FIG. 1 schematic diagram of a typical arrangement for producing two alternating laser beams of different wave lengths; and
FIG. 2 a schematic diagram of a typical robotic switching device which could be used with the apparatus illustrated schematically in FIG. 1.
Referring now to the drawings, there is shown a housing 10 within which is provided a typical Argon laser 12 and an Nd:YAG laser 14. A control panel 16 is arranged in the housing. The control panel includes manual command keys for the YAG laser (COHERENT System 9900). These command keys may include a STANDBY key 26 and a DISCHARGE key 28. A READY key 30 and an ARGON key 32 are also provided in line on the control panel. A robotic switching device 34, as shown in FIG. 2, would be located over the manual keys as shown in dotted lines in FIG. 1. The robotic device 34 would include piston and cylinder arrangements 36, 38, 40, and 42, which correspond to manual keys 26, 28, 30, and 32. The piston and cylinder arrangements, as is well known, may be pneumatic and may be electronically or electrically activated and may be controlled by a computer (not shown).
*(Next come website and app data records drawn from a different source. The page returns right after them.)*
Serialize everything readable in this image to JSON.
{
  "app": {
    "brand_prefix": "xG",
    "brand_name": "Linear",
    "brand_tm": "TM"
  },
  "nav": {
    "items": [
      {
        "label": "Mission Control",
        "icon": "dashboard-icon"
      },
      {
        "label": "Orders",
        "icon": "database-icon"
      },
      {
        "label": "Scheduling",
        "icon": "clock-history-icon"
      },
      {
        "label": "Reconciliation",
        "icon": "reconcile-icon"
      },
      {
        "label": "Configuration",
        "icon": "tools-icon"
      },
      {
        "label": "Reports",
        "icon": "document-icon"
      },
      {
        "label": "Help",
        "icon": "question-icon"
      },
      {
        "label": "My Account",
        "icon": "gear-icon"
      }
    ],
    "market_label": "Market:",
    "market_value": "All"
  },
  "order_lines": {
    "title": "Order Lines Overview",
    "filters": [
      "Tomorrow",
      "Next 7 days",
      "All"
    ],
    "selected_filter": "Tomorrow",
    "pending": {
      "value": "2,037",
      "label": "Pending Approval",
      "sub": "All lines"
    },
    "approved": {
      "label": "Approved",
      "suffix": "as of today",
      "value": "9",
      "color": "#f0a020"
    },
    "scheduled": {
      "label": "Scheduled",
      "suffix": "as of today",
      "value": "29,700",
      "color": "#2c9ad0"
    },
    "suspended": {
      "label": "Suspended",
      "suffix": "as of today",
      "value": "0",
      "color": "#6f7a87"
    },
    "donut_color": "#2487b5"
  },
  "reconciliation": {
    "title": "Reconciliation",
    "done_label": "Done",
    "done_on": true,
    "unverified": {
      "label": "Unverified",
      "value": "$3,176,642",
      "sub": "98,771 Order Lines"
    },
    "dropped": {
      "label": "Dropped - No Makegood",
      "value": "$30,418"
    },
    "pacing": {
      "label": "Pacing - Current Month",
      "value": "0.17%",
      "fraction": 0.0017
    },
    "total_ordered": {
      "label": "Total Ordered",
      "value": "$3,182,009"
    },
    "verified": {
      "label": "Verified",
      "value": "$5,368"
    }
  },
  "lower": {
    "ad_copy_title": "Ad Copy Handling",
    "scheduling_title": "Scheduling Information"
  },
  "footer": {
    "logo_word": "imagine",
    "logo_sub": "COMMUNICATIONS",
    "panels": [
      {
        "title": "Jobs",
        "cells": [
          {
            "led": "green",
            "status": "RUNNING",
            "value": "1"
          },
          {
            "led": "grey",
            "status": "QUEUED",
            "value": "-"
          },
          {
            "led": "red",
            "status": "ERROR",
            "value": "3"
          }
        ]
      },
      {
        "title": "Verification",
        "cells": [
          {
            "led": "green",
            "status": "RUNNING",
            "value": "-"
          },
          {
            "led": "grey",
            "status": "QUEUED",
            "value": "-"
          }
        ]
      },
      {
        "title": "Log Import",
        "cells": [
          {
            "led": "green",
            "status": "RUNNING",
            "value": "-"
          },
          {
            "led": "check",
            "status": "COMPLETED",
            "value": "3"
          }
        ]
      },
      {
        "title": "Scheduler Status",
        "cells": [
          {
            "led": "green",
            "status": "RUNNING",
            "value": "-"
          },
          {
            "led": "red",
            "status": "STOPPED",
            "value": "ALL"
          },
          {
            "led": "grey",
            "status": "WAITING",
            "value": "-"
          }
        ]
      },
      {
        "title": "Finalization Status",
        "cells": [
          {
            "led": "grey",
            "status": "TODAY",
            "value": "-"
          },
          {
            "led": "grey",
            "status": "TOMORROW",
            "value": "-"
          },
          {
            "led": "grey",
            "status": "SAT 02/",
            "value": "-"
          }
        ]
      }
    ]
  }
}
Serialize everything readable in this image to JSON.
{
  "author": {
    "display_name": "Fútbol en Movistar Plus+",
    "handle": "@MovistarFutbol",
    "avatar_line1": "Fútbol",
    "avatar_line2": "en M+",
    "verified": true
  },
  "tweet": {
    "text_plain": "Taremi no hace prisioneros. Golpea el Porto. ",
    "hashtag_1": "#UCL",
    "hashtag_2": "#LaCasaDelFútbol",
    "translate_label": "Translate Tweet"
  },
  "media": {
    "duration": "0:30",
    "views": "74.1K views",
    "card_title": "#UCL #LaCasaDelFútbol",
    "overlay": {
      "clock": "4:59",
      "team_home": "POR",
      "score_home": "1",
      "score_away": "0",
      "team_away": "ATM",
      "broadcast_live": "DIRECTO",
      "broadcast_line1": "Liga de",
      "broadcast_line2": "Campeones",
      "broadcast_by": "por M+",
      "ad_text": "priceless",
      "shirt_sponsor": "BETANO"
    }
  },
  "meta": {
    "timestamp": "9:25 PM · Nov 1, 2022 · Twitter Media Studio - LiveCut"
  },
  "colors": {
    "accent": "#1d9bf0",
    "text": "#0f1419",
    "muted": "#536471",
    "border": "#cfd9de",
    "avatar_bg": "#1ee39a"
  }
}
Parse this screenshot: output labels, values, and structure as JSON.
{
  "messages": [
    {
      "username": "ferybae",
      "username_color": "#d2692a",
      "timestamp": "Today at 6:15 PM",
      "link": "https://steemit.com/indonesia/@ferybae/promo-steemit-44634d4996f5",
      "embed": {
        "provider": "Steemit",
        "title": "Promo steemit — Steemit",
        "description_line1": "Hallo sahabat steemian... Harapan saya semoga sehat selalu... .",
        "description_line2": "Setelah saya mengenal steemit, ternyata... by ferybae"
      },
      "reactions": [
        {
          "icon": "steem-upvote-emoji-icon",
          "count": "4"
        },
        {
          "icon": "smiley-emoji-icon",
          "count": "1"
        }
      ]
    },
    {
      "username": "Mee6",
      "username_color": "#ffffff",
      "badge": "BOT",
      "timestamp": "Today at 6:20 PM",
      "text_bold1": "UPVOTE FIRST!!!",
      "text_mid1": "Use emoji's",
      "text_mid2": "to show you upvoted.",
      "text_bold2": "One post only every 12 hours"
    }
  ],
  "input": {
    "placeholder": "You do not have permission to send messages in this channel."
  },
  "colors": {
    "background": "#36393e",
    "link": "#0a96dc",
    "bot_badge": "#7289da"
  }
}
In order that the beams produced respectively from the Argon laser 12 and the YAG laser 14 be confocal, a series of mirrors 18, 20, 22, and 24, which are well known from the prior art, are located in order to direct the laser beams as required. An on-off trigger 44 activates the sequence, but a controlling foot switch 46 may be provided in order to include a double safety control.
The robotic device 34 is included in order to provide a cycle within one second which includes in one typical sequence the activation of the STANDBY key 26 by means of the corresponding piston 36 in the robot device 34 followed by the activation of the ARGON key 32 by the respective piston 42. This activation will provide the first laser discharge, and then the READY key 28 must be activated by the respective piston 38 in order to discharge the YAG laser beam by means of the YAG key 30. The cycle is repeated by starting over again with the STANDBY key 26.